I had made a reservation for 7. 30 pm and we arrived just a few minutes after a lovely stroll from home to the restaurant on an evening that was made for walking. Seated at a table for four, we studied the brief menu and came to our decisions. We were taking our hosts Tim and Barbara for dinner and as Llew studied the wine list and chose a bottle of red Cabernet for the table, we made our choices. Barbara had the potted shrimp, Tim the sweetbreads for starters while Llew and I decided to skip a starter and go directly to the main. With the compliments of the chef, however, the waiter brought us demi-tasse cups of a chilled gazpacho that was absolutely divine—how thoughtful! Our guests both chose the Dover Sole for their main while Llew went for the Stuffed Pork Tenderloin and I chose the Roast Saddle of Lamb—I, therefore, had the privilege of being served table-side by a master carver who skillfully cut slices off a joint of meat and placed them on my plate together with redcurrant jelly and mint sauce. They came with superbly roasted potatoes and savoy cabbage. Everything was simply scrumptious. We all passed on dessert but ordered cups of coffee instead and with the conversation around the table never flagging for a single moment, we had a truly nice evening with our warm and generous hosts whose company we also thoroughly enjoy.

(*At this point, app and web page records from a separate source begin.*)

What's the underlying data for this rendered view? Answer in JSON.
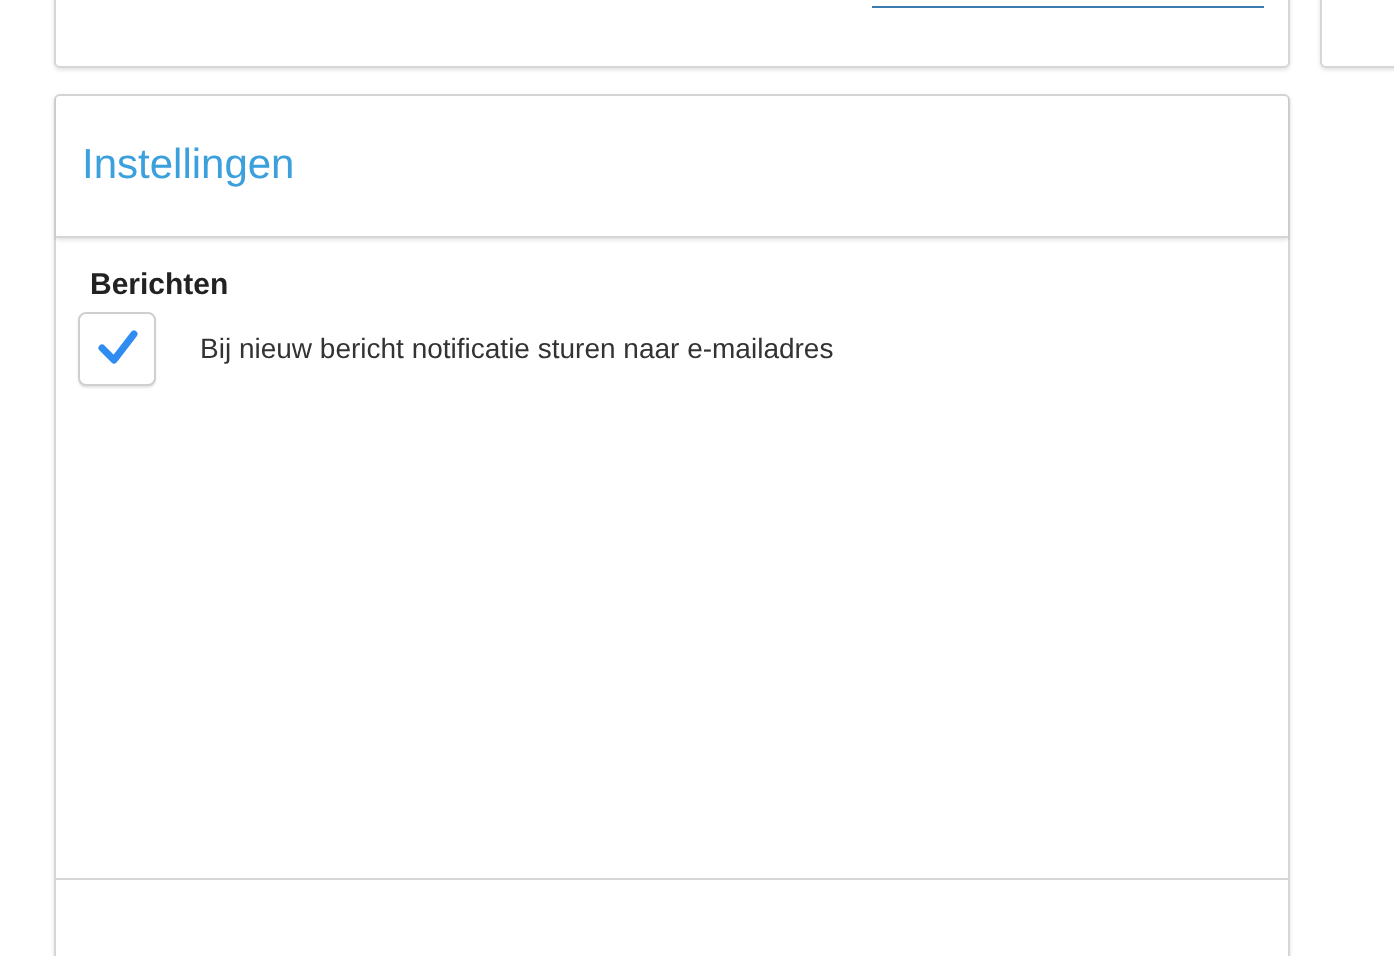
{
  "panel": {
    "title": "Instellingen"
  },
  "sections": [
    {
      "heading": "Berichten",
      "options": [
        {
          "label": "Bij nieuw bericht notificatie sturen naar e-mailadres",
          "checked": true
        }
      ]
    }
  ]
}
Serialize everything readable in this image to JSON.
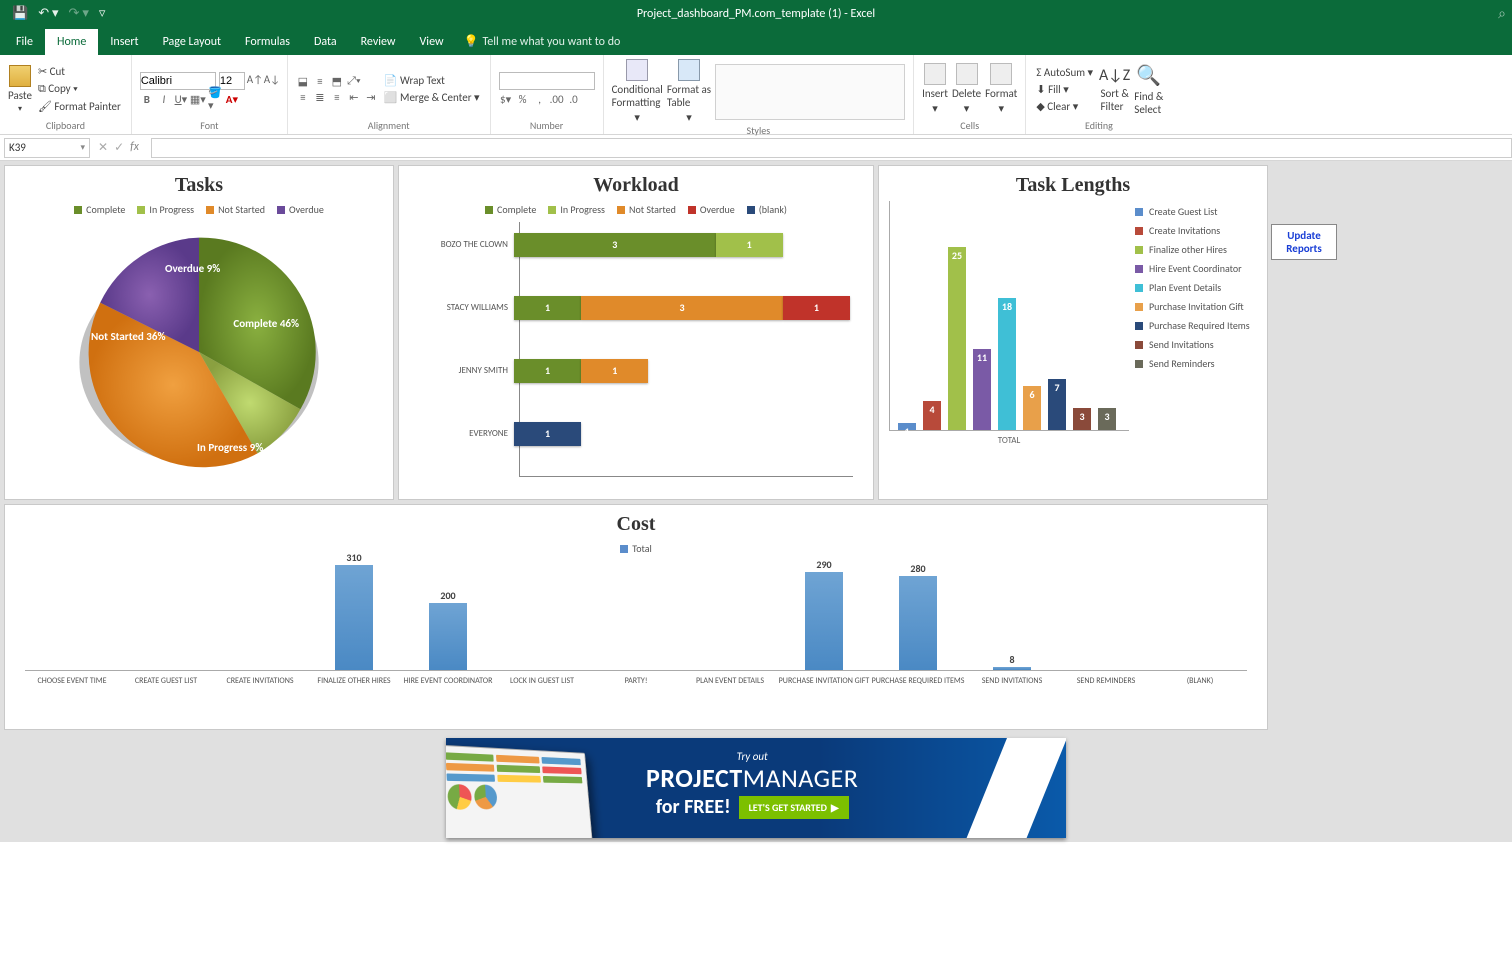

It was still lovely outside as we walked through the West End’s theater lights and billboards for the short walk home. All that was left was to bid our hosts goodnight and goodbye as we had a very early start the next morning and would not be disturbing them as we sneaked out of their flat.
The day had been very full but very exciting and it had ended on the nicest possible note. As always, we were sorry to leave London, but we had crowned an unforgettable safari in Africa with a splendid stay in our favorite city and we were not sorry to be returning home.
As we finalized our packing, tidied, cleared and cleaned our room and bathroom and undertook the last-minute chores we needed to complete before our departure, we agreed that it was a week superbly spent and that it could not possibly have gone any better.
Thanks for following me once again on this incredible summer tour of Africa and the UK. Although writing this journal is something I do as much for my own pleasure as or those who read it, I am always aware that you have a busy schedule and that you do me the honor of sharing some part of your day with me as you armchair-travel in my company. For that I am truly grateful.
Until I don my traveling shoes again, I say Cheerio!